  • What tools are you using? Will you conduct the screening interview via phone before a Skype interview? Will you conduct all interviews via Skype? What about FaceTime? Choose and test your selected tool beforehand so you are familiar with its features.
  • How familiar is the candidate with your interview tool? While you can assume that most candidates are familiar with how phones work, the same is not true for video conferencing application. Send them information on how to properly install the application beforehand to ensure a smooth interview.
  • Who is dialing? Don’t leave your candidate wondering if they should be the ones to dial your number. Let them know ahead of time that you will call them and aim to be as punctual as possible.
  • Select your environment carefully. There’s nothing more awkward than having an important interview interrupted by a crying toddler or a barking dog. Make sure you pick a room with little to no background noise where you’re unlikely to be interrupted. Additionally, if you’re doing a video interview, try to ensure you have a plain background behind you. Clutter can be distracting.

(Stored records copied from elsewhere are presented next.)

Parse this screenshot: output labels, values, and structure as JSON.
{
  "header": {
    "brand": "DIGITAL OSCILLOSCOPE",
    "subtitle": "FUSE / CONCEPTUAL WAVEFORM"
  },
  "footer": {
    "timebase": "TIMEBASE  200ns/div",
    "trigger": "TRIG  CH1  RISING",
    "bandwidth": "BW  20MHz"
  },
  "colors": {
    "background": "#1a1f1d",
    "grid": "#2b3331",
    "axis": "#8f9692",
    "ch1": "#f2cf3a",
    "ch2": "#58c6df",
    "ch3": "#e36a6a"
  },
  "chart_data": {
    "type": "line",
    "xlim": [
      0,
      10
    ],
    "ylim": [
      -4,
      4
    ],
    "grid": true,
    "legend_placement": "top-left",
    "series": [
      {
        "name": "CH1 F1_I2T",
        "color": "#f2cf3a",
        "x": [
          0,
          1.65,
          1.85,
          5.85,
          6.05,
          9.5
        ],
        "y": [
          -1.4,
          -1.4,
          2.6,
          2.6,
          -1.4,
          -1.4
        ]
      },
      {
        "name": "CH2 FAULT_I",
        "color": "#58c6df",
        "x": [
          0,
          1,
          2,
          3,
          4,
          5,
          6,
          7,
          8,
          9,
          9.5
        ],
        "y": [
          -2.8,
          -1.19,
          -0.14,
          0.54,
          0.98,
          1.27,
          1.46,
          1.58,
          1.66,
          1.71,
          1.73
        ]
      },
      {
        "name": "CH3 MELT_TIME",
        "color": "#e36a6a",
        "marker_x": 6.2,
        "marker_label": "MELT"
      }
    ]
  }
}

Touch Points

While frequent touch points are important whether you’re hiring remotely or not, they are even more essential when you don’t have a face-to-face connection to rely on. Make sure you update your candidates several times throughout the hiring process, letting them know where they stand and what to expect regarding next steps. Most importantly, after each interview let them know when they can expect to hear back from you and be timely about contacting them—even if it is to tell them you need a little more time.

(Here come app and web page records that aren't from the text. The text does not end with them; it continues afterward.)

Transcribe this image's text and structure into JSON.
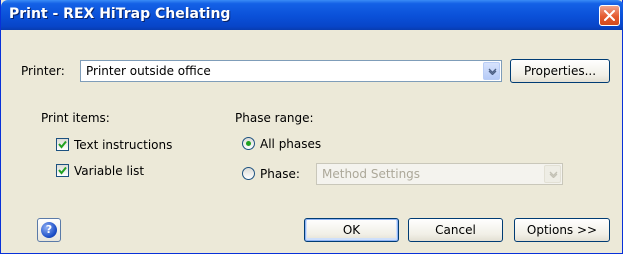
{
  "window": {
    "title": "Print - REX HiTrap Chelating"
  },
  "printer": {
    "label": "Printer:",
    "selected": "Printer outside office",
    "properties_label": "Properties..."
  },
  "print_items": {
    "label": "Print items:",
    "items": [
      {
        "label": "Text instructions",
        "checked": true
      },
      {
        "label": "Variable list",
        "checked": true
      }
    ]
  },
  "phase_range": {
    "label": "Phase range:",
    "options": [
      {
        "label": "All phases",
        "selected": true
      },
      {
        "label": "Phase:",
        "selected": false
      }
    ],
    "phase_select_value": "Method Settings"
  },
  "footer": {
    "ok_label": "OK",
    "cancel_label": "Cancel",
    "options_label": "Options >>"
  },
  "icons": {
    "close": "close-icon",
    "dropdown": "chevron-down-icon",
    "help": "help-icon"
  }
}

There are several things your candidate will be wondering about that you should consider during your touch-points:

  • How many interviews are involved in the process? Will any of them be in person?
  • How long does the process take from initial interview to offer letter?
  • How will they complete any required testing or assessments?
  • What do the facilities look like? What workplace culture can they expect in the office?
  • If hired, will the candidate go through remote onboarding?

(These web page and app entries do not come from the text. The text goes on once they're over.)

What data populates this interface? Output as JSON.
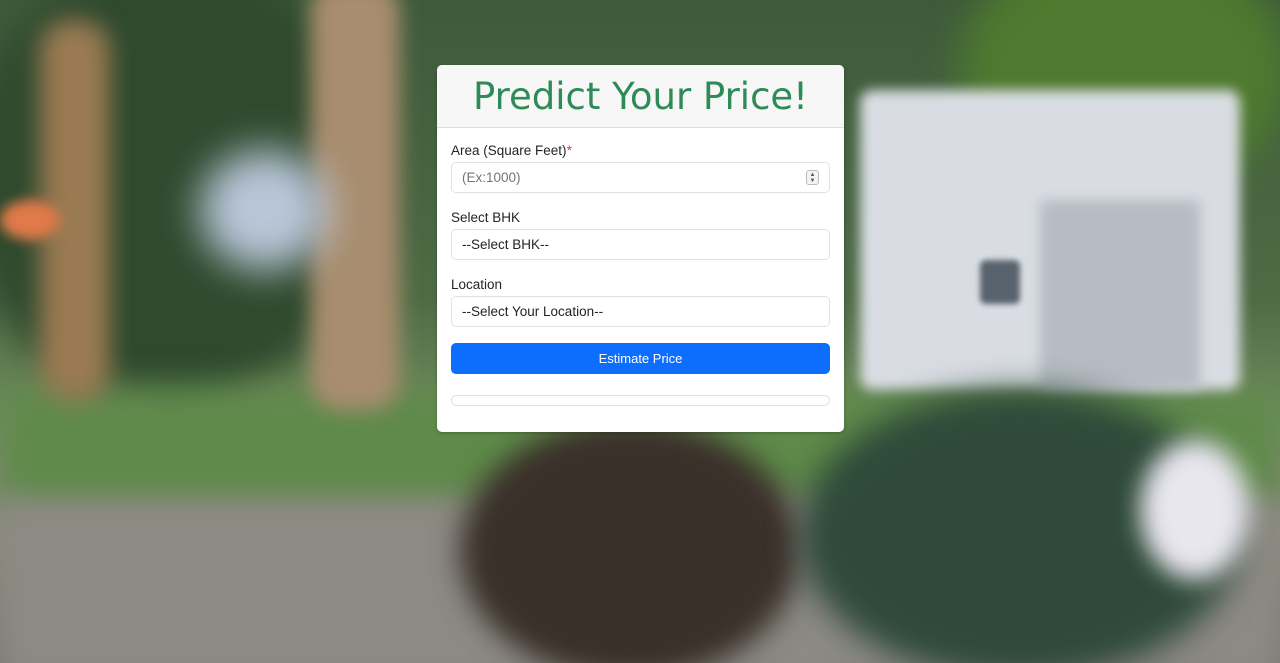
{
  "page": {
    "title": "Predict Your Price!"
  },
  "form": {
    "area": {
      "label": "Area (Square Feet)",
      "required_mark": "*",
      "placeholder": "(Ex:1000)"
    },
    "bhk": {
      "label": "Select BHK",
      "selected": "--Select BHK--"
    },
    "location": {
      "label": "Location",
      "selected": "--Select Your Location--"
    },
    "submit_label": "Estimate Price",
    "result_text": ""
  },
  "colors": {
    "title": "#2e8b57",
    "button": "#0d6efd",
    "required": "#dc3545"
  }
}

Virtual Onboarding

When it comes to virtual onboarding, every organization will have to look at their unique onboarding steps to figure out how to adapt their processes. However, two universal goals of onboarding programs are 1) ensuring the new hire has all the knowledge necessary to complete their goals and 2) helping them feel welcomed onto the team and company.

How can organizations accomplish these two goals when onboarding a new hire virtually?

  • Frequent phone calls or video conferencing. When you welcome a new hire into an office, they have plenty of opportunities to approach you with questions. In a virtual setting, you want to provide these opportunities by initiating frequent conversations via phone or video conferencing.
  • Ensure they understand their responsibilities. New hires are often eager to show they are responsible, capable employees. Give them concrete action tasks to complete and let them know how their progress will be tracked. If possible, create a week-one (or day-one) to do list for them.
  • Encourage other team members to reach out. It’s difficult to welcome someone to a team when you can’t take them out to a lunch or make casual small talk with them in the break room. Instead, encourage team members to reach out to your new hire in order to start building those team connections.
  • Host a virtual get-together. Depending on your company’s culture, you might want to consider hosting a virtual get-together where team members can talk to the new hire in a more casual atmosphere. It will be the perfect opportunity to talk about topics not related to work and get to know your new employee better.

Taking steps to make your new hire feel comfortable and welcome is key to having engaged remote workers.